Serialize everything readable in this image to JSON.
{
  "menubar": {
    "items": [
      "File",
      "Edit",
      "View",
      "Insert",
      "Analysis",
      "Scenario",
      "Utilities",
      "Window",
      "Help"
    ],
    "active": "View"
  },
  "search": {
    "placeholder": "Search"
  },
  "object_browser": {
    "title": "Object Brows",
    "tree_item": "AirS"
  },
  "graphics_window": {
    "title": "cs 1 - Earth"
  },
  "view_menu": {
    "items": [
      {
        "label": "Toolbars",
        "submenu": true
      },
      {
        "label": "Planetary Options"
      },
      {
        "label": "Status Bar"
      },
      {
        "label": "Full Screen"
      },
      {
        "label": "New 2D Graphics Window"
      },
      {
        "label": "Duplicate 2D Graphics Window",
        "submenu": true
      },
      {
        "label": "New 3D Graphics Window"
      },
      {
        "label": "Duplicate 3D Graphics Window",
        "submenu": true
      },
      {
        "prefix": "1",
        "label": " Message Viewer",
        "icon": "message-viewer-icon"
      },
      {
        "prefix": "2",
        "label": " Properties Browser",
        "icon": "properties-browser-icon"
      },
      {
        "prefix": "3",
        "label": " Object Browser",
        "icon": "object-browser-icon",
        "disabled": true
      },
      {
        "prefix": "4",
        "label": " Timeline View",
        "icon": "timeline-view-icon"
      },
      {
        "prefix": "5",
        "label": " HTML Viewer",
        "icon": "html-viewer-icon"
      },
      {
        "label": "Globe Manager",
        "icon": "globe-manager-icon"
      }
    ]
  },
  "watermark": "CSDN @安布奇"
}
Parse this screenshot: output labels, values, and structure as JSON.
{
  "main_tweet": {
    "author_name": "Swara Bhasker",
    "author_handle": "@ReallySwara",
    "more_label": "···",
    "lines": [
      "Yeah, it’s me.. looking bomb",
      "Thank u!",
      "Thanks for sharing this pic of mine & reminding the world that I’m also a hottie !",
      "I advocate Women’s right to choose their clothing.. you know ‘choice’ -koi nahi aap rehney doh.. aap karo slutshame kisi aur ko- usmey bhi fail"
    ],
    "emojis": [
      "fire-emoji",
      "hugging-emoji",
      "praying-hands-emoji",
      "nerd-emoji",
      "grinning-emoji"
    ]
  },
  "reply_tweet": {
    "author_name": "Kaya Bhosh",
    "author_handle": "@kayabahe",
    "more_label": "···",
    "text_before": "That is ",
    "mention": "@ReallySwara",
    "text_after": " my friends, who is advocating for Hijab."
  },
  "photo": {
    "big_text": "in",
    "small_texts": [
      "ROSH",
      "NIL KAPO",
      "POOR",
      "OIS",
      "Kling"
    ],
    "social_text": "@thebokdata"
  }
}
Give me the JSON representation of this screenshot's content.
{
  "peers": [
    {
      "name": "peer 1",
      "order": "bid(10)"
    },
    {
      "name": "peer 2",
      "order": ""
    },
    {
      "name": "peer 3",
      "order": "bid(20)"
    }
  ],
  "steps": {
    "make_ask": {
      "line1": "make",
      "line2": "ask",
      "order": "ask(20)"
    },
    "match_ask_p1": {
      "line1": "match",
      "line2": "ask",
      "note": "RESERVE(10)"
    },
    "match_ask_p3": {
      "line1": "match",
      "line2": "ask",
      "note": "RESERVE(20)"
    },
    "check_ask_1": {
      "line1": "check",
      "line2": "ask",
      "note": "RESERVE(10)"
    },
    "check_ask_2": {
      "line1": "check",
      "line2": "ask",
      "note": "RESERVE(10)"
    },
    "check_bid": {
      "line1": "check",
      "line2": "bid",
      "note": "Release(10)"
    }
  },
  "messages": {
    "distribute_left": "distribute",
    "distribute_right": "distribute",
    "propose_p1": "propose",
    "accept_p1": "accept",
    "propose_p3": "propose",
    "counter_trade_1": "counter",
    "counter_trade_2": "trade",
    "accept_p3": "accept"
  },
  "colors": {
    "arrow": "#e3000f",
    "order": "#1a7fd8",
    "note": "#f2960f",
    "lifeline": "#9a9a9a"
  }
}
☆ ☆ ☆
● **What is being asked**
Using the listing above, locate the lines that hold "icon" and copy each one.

● **Reply**
        "icon": "message-viewer-icon"
        "icon": "properties-browser-icon"
        "icon": "object-browser-icon",
        "icon": "timeline-view-icon"
        "icon": "html-viewer-icon"
        "icon": "globe-manager-icon"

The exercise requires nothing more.